(RECORDED DATA)

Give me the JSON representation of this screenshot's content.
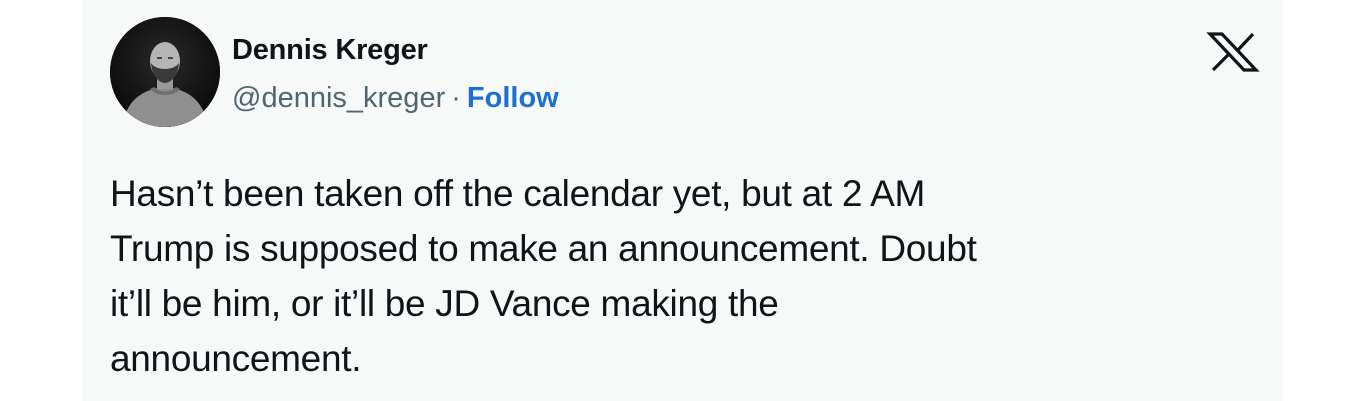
{
  "author": {
    "name": "Dennis Kreger",
    "handle": "@dennis_kreger",
    "separator": "·",
    "follow_label": "Follow"
  },
  "brand_icon": "x-logo-icon",
  "tweet": {
    "lines": [
      "Hasn’t been taken off the calendar yet, but at 2 AM",
      "Trump is supposed to make an announcement. Doubt",
      "it’ll be him, or it’ll be JD Vance making the",
      "announcement."
    ]
  },
  "colors": {
    "card_background": "#f7f9f9",
    "text": "#0f1419",
    "secondary_text": "#536471",
    "follow_link": "#1d6fd1"
  }
}
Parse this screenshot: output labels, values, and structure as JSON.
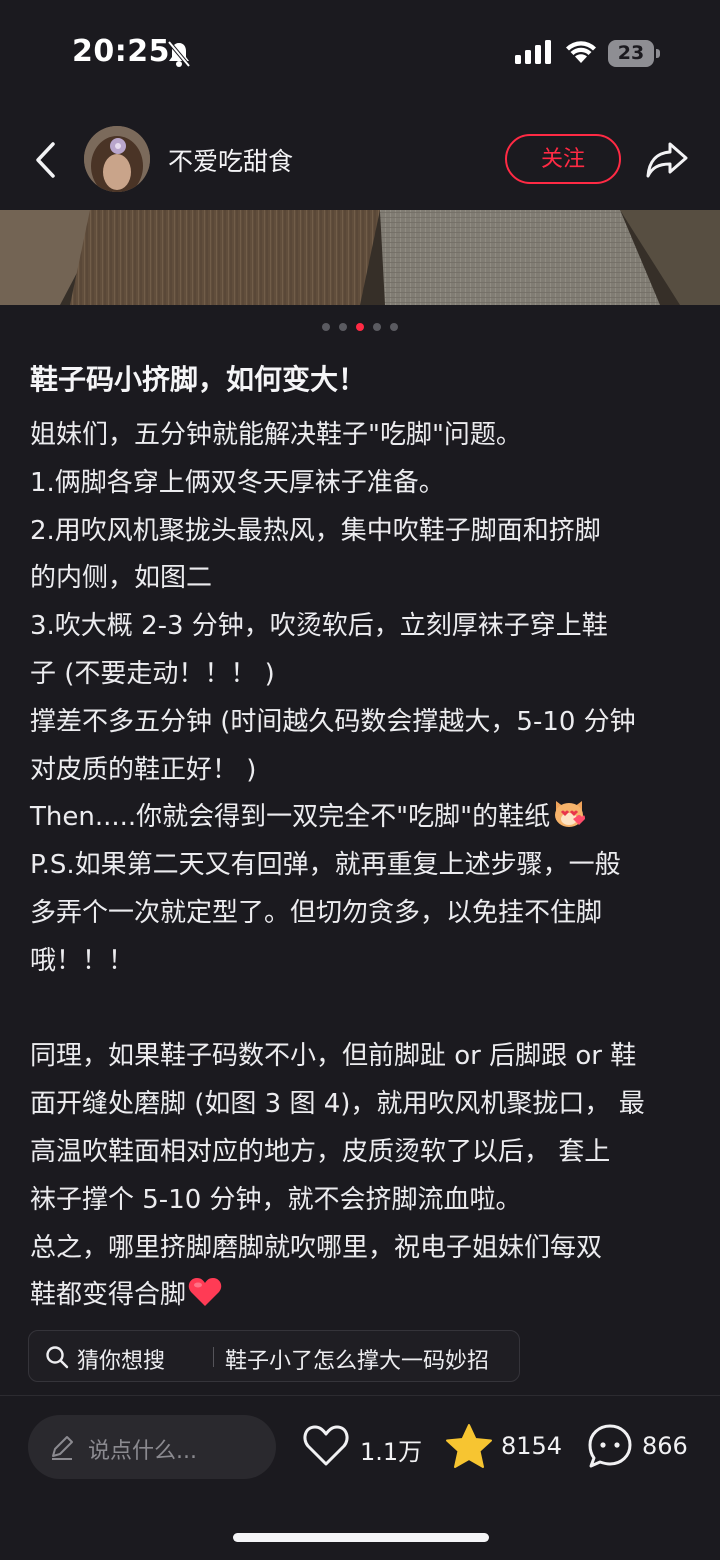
{
  "status_bar": {
    "time": "20:25",
    "battery": "23",
    "icons": [
      "bell-slash-icon",
      "signal-icon",
      "wifi-icon",
      "battery-icon"
    ]
  },
  "header": {
    "author": "不爱吃甜食",
    "follow_label": "关注",
    "icons": [
      "back-icon",
      "avatar",
      "share-icon"
    ]
  },
  "carousel": {
    "total": 5,
    "active_index": 2
  },
  "post": {
    "title": "鞋子码小挤脚，如何变大！",
    "lines": [
      "姐妹们，五分钟就能解决鞋子\"吃脚\"问题。",
      "1.俩脚各穿上俩双冬天厚袜子准备。",
      "2.用吹风机聚拢头最热风，集中吹鞋子脚面和挤脚",
      "的内侧，如图二",
      "3.吹大概 2-3 分钟，吹烫软后，立刻厚袜子穿上鞋",
      "子 (不要走动！！！ )",
      "撑差不多五分钟 (时间越久码数会撑越大，5-10 分钟",
      "对皮质的鞋正好！ )",
      "Then.....你就会得到一双完全不\"吃脚\"的鞋纸",
      "P.S.如果第二天又有回弹，就再重复上述步骤，一般",
      "多弄个一次就定型了。但切勿贪多，以免挂不住脚",
      "哦！！！",
      "",
      "同理，如果鞋子码数不小，但前脚趾 or 后脚跟 or 鞋",
      "面开缝处磨脚 (如图 3 图 4)，就用吹风机聚拢口， 最",
      "高温吹鞋面相对应的地方，皮质烫软了以后， 套上",
      "袜子撑个 5-10 分钟，就不会挤脚流血啦。",
      "总之，哪里挤脚磨脚就吹哪里，祝电子姐妹们每双",
      "鞋都变得合脚"
    ],
    "emojis": [
      "cat-heart-emoji",
      "red-heart-emoji"
    ]
  },
  "search_suggestion": {
    "label": "猜你想搜",
    "query": "鞋子小了怎么撑大一码妙招"
  },
  "bottom_bar": {
    "comment_placeholder": "说点什么...",
    "likes": "1.1万",
    "favorites": "8154",
    "comments": "866",
    "colors": {
      "accent": "#ff2a44",
      "star": "#f7c531"
    }
  }
}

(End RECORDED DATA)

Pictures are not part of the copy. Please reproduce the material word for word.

OUTPUT FOR THIS TASK ->
Give me the JSON representation of this screenshot's content.
{
  "author": {
    "name": "Dennis Kreger",
    "handle": "@dennis_kreger",
    "separator": "·",
    "follow_label": "Follow"
  },
  "brand_icon": "x-logo-icon",
  "tweet": {
    "lines": [
      "Hasn’t been taken off the calendar yet, but at 2 AM",
      "Trump is supposed to make an announcement. Doubt",
      "it’ll be him, or it’ll be JD Vance making the",
      "announcement."
    ]
  },
  "colors": {
    "card_background": "#f7f9f9",
    "text": "#0f1419",
    "secondary_text": "#536471",
    "follow_link": "#1d6fd1"
  }
}
Parse this screenshot: output labels, values, and structure as JSON.
{
  "status_bar": {
    "time": "20:25",
    "battery": "23",
    "icons": [
      "bell-slash-icon",
      "signal-icon",
      "wifi-icon",
      "battery-icon"
    ]
  },
  "header": {
    "author": "不爱吃甜食",
    "follow_label": "关注",
    "icons": [
      "back-icon",
      "avatar",
      "share-icon"
    ]
  },
  "carousel": {
    "total": 5,
    "active_index": 2
  },
  "post": {
    "title": "鞋子码小挤脚，如何变大！",
    "lines": [
      "姐妹们，五分钟就能解决鞋子\"吃脚\"问题。",
      "1.俩脚各穿上俩双冬天厚袜子准备。",
      "2.用吹风机聚拢头最热风，集中吹鞋子脚面和挤脚",
      "的内侧，如图二",
      "3.吹大概 2-3 分钟，吹烫软后，立刻厚袜子穿上鞋",
      "子 (不要走动！！！ )",
      "撑差不多五分钟 (时间越久码数会撑越大，5-10 分钟",
      "对皮质的鞋正好！ )",
      "Then.....你就会得到一双完全不\"吃脚\"的鞋纸",
      "P.S.如果第二天又有回弹，就再重复上述步骤，一般",
      "多弄个一次就定型了。但切勿贪多，以免挂不住脚",
      "哦！！！",
      "",
      "同理，如果鞋子码数不小，但前脚趾 or 后脚跟 or 鞋",
      "面开缝处磨脚 (如图 3 图 4)，就用吹风机聚拢口， 最",
      "高温吹鞋面相对应的地方，皮质烫软了以后， 套上",
      "袜子撑个 5-10 分钟，就不会挤脚流血啦。",
      "总之，哪里挤脚磨脚就吹哪里，祝电子姐妹们每双",
      "鞋都变得合脚"
    ],
    "emojis": [
      "cat-heart-emoji",
      "red-heart-emoji"
    ]
  },
  "search_suggestion": {
    "label": "猜你想搜",
    "query": "鞋子小了怎么撑大一码妙招"
  },
  "bottom_bar": {
    "comment_placeholder": "说点什么...",
    "likes": "1.1万",
    "favorites": "8154",
    "comments": "866",
    "colors": {
      "accent": "#ff2a44",
      "star": "#f7c531"
    }
  }
}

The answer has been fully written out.